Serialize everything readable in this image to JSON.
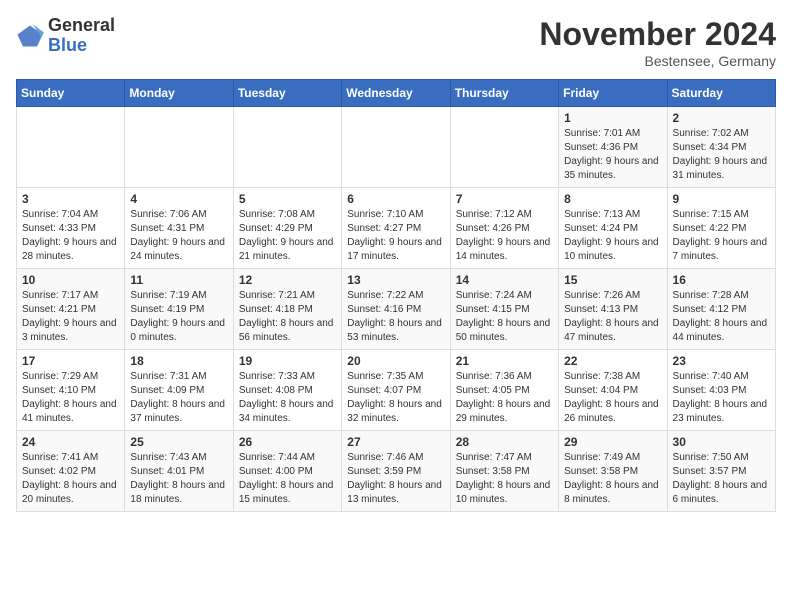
{
  "header": {
    "logo_line1": "General",
    "logo_line2": "Blue",
    "month_title": "November 2024",
    "location": "Bestensee, Germany"
  },
  "days_of_week": [
    "Sunday",
    "Monday",
    "Tuesday",
    "Wednesday",
    "Thursday",
    "Friday",
    "Saturday"
  ],
  "weeks": [
    [
      {
        "day": "",
        "info": ""
      },
      {
        "day": "",
        "info": ""
      },
      {
        "day": "",
        "info": ""
      },
      {
        "day": "",
        "info": ""
      },
      {
        "day": "",
        "info": ""
      },
      {
        "day": "1",
        "info": "Sunrise: 7:01 AM\nSunset: 4:36 PM\nDaylight: 9 hours and 35 minutes."
      },
      {
        "day": "2",
        "info": "Sunrise: 7:02 AM\nSunset: 4:34 PM\nDaylight: 9 hours and 31 minutes."
      }
    ],
    [
      {
        "day": "3",
        "info": "Sunrise: 7:04 AM\nSunset: 4:33 PM\nDaylight: 9 hours and 28 minutes."
      },
      {
        "day": "4",
        "info": "Sunrise: 7:06 AM\nSunset: 4:31 PM\nDaylight: 9 hours and 24 minutes."
      },
      {
        "day": "5",
        "info": "Sunrise: 7:08 AM\nSunset: 4:29 PM\nDaylight: 9 hours and 21 minutes."
      },
      {
        "day": "6",
        "info": "Sunrise: 7:10 AM\nSunset: 4:27 PM\nDaylight: 9 hours and 17 minutes."
      },
      {
        "day": "7",
        "info": "Sunrise: 7:12 AM\nSunset: 4:26 PM\nDaylight: 9 hours and 14 minutes."
      },
      {
        "day": "8",
        "info": "Sunrise: 7:13 AM\nSunset: 4:24 PM\nDaylight: 9 hours and 10 minutes."
      },
      {
        "day": "9",
        "info": "Sunrise: 7:15 AM\nSunset: 4:22 PM\nDaylight: 9 hours and 7 minutes."
      }
    ],
    [
      {
        "day": "10",
        "info": "Sunrise: 7:17 AM\nSunset: 4:21 PM\nDaylight: 9 hours and 3 minutes."
      },
      {
        "day": "11",
        "info": "Sunrise: 7:19 AM\nSunset: 4:19 PM\nDaylight: 9 hours and 0 minutes."
      },
      {
        "day": "12",
        "info": "Sunrise: 7:21 AM\nSunset: 4:18 PM\nDaylight: 8 hours and 56 minutes."
      },
      {
        "day": "13",
        "info": "Sunrise: 7:22 AM\nSunset: 4:16 PM\nDaylight: 8 hours and 53 minutes."
      },
      {
        "day": "14",
        "info": "Sunrise: 7:24 AM\nSunset: 4:15 PM\nDaylight: 8 hours and 50 minutes."
      },
      {
        "day": "15",
        "info": "Sunrise: 7:26 AM\nSunset: 4:13 PM\nDaylight: 8 hours and 47 minutes."
      },
      {
        "day": "16",
        "info": "Sunrise: 7:28 AM\nSunset: 4:12 PM\nDaylight: 8 hours and 44 minutes."
      }
    ],
    [
      {
        "day": "17",
        "info": "Sunrise: 7:29 AM\nSunset: 4:10 PM\nDaylight: 8 hours and 41 minutes."
      },
      {
        "day": "18",
        "info": "Sunrise: 7:31 AM\nSunset: 4:09 PM\nDaylight: 8 hours and 37 minutes."
      },
      {
        "day": "19",
        "info": "Sunrise: 7:33 AM\nSunset: 4:08 PM\nDaylight: 8 hours and 34 minutes."
      },
      {
        "day": "20",
        "info": "Sunrise: 7:35 AM\nSunset: 4:07 PM\nDaylight: 8 hours and 32 minutes."
      },
      {
        "day": "21",
        "info": "Sunrise: 7:36 AM\nSunset: 4:05 PM\nDaylight: 8 hours and 29 minutes."
      },
      {
        "day": "22",
        "info": "Sunrise: 7:38 AM\nSunset: 4:04 PM\nDaylight: 8 hours and 26 minutes."
      },
      {
        "day": "23",
        "info": "Sunrise: 7:40 AM\nSunset: 4:03 PM\nDaylight: 8 hours and 23 minutes."
      }
    ],
    [
      {
        "day": "24",
        "info": "Sunrise: 7:41 AM\nSunset: 4:02 PM\nDaylight: 8 hours and 20 minutes."
      },
      {
        "day": "25",
        "info": "Sunrise: 7:43 AM\nSunset: 4:01 PM\nDaylight: 8 hours and 18 minutes."
      },
      {
        "day": "26",
        "info": "Sunrise: 7:44 AM\nSunset: 4:00 PM\nDaylight: 8 hours and 15 minutes."
      },
      {
        "day": "27",
        "info": "Sunrise: 7:46 AM\nSunset: 3:59 PM\nDaylight: 8 hours and 13 minutes."
      },
      {
        "day": "28",
        "info": "Sunrise: 7:47 AM\nSunset: 3:58 PM\nDaylight: 8 hours and 10 minutes."
      },
      {
        "day": "29",
        "info": "Sunrise: 7:49 AM\nSunset: 3:58 PM\nDaylight: 8 hours and 8 minutes."
      },
      {
        "day": "30",
        "info": "Sunrise: 7:50 AM\nSunset: 3:57 PM\nDaylight: 8 hours and 6 minutes."
      }
    ]
  ]
}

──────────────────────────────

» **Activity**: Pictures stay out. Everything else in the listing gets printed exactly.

» **The answer**:
Serialize everything readable in this image to JSON.
{
  "header": {
    "logo_line1": "General",
    "logo_line2": "Blue",
    "month_title": "November 2024",
    "location": "Bestensee, Germany"
  },
  "days_of_week": [
    "Sunday",
    "Monday",
    "Tuesday",
    "Wednesday",
    "Thursday",
    "Friday",
    "Saturday"
  ],
  "weeks": [
    [
      {
        "day": "",
        "info": ""
      },
      {
        "day": "",
        "info": ""
      },
      {
        "day": "",
        "info": ""
      },
      {
        "day": "",
        "info": ""
      },
      {
        "day": "",
        "info": ""
      },
      {
        "day": "1",
        "info": "Sunrise: 7:01 AM\nSunset: 4:36 PM\nDaylight: 9 hours and 35 minutes."
      },
      {
        "day": "2",
        "info": "Sunrise: 7:02 AM\nSunset: 4:34 PM\nDaylight: 9 hours and 31 minutes."
      }
    ],
    [
      {
        "day": "3",
        "info": "Sunrise: 7:04 AM\nSunset: 4:33 PM\nDaylight: 9 hours and 28 minutes."
      },
      {
        "day": "4",
        "info": "Sunrise: 7:06 AM\nSunset: 4:31 PM\nDaylight: 9 hours and 24 minutes."
      },
      {
        "day": "5",
        "info": "Sunrise: 7:08 AM\nSunset: 4:29 PM\nDaylight: 9 hours and 21 minutes."
      },
      {
        "day": "6",
        "info": "Sunrise: 7:10 AM\nSunset: 4:27 PM\nDaylight: 9 hours and 17 minutes."
      },
      {
        "day": "7",
        "info": "Sunrise: 7:12 AM\nSunset: 4:26 PM\nDaylight: 9 hours and 14 minutes."
      },
      {
        "day": "8",
        "info": "Sunrise: 7:13 AM\nSunset: 4:24 PM\nDaylight: 9 hours and 10 minutes."
      },
      {
        "day": "9",
        "info": "Sunrise: 7:15 AM\nSunset: 4:22 PM\nDaylight: 9 hours and 7 minutes."
      }
    ],
    [
      {
        "day": "10",
        "info": "Sunrise: 7:17 AM\nSunset: 4:21 PM\nDaylight: 9 hours and 3 minutes."
      },
      {
        "day": "11",
        "info": "Sunrise: 7:19 AM\nSunset: 4:19 PM\nDaylight: 9 hours and 0 minutes."
      },
      {
        "day": "12",
        "info": "Sunrise: 7:21 AM\nSunset: 4:18 PM\nDaylight: 8 hours and 56 minutes."
      },
      {
        "day": "13",
        "info": "Sunrise: 7:22 AM\nSunset: 4:16 PM\nDaylight: 8 hours and 53 minutes."
      },
      {
        "day": "14",
        "info": "Sunrise: 7:24 AM\nSunset: 4:15 PM\nDaylight: 8 hours and 50 minutes."
      },
      {
        "day": "15",
        "info": "Sunrise: 7:26 AM\nSunset: 4:13 PM\nDaylight: 8 hours and 47 minutes."
      },
      {
        "day": "16",
        "info": "Sunrise: 7:28 AM\nSunset: 4:12 PM\nDaylight: 8 hours and 44 minutes."
      }
    ],
    [
      {
        "day": "17",
        "info": "Sunrise: 7:29 AM\nSunset: 4:10 PM\nDaylight: 8 hours and 41 minutes."
      },
      {
        "day": "18",
        "info": "Sunrise: 7:31 AM\nSunset: 4:09 PM\nDaylight: 8 hours and 37 minutes."
      },
      {
        "day": "19",
        "info": "Sunrise: 7:33 AM\nSunset: 4:08 PM\nDaylight: 8 hours and 34 minutes."
      },
      {
        "day": "20",
        "info": "Sunrise: 7:35 AM\nSunset: 4:07 PM\nDaylight: 8 hours and 32 minutes."
      },
      {
        "day": "21",
        "info": "Sunrise: 7:36 AM\nSunset: 4:05 PM\nDaylight: 8 hours and 29 minutes."
      },
      {
        "day": "22",
        "info": "Sunrise: 7:38 AM\nSunset: 4:04 PM\nDaylight: 8 hours and 26 minutes."
      },
      {
        "day": "23",
        "info": "Sunrise: 7:40 AM\nSunset: 4:03 PM\nDaylight: 8 hours and 23 minutes."
      }
    ],
    [
      {
        "day": "24",
        "info": "Sunrise: 7:41 AM\nSunset: 4:02 PM\nDaylight: 8 hours and 20 minutes."
      },
      {
        "day": "25",
        "info": "Sunrise: 7:43 AM\nSunset: 4:01 PM\nDaylight: 8 hours and 18 minutes."
      },
      {
        "day": "26",
        "info": "Sunrise: 7:44 AM\nSunset: 4:00 PM\nDaylight: 8 hours and 15 minutes."
      },
      {
        "day": "27",
        "info": "Sunrise: 7:46 AM\nSunset: 3:59 PM\nDaylight: 8 hours and 13 minutes."
      },
      {
        "day": "28",
        "info": "Sunrise: 7:47 AM\nSunset: 3:58 PM\nDaylight: 8 hours and 10 minutes."
      },
      {
        "day": "29",
        "info": "Sunrise: 7:49 AM\nSunset: 3:58 PM\nDaylight: 8 hours and 8 minutes."
      },
      {
        "day": "30",
        "info": "Sunrise: 7:50 AM\nSunset: 3:57 PM\nDaylight: 8 hours and 6 minutes."
      }
    ]
  ]
}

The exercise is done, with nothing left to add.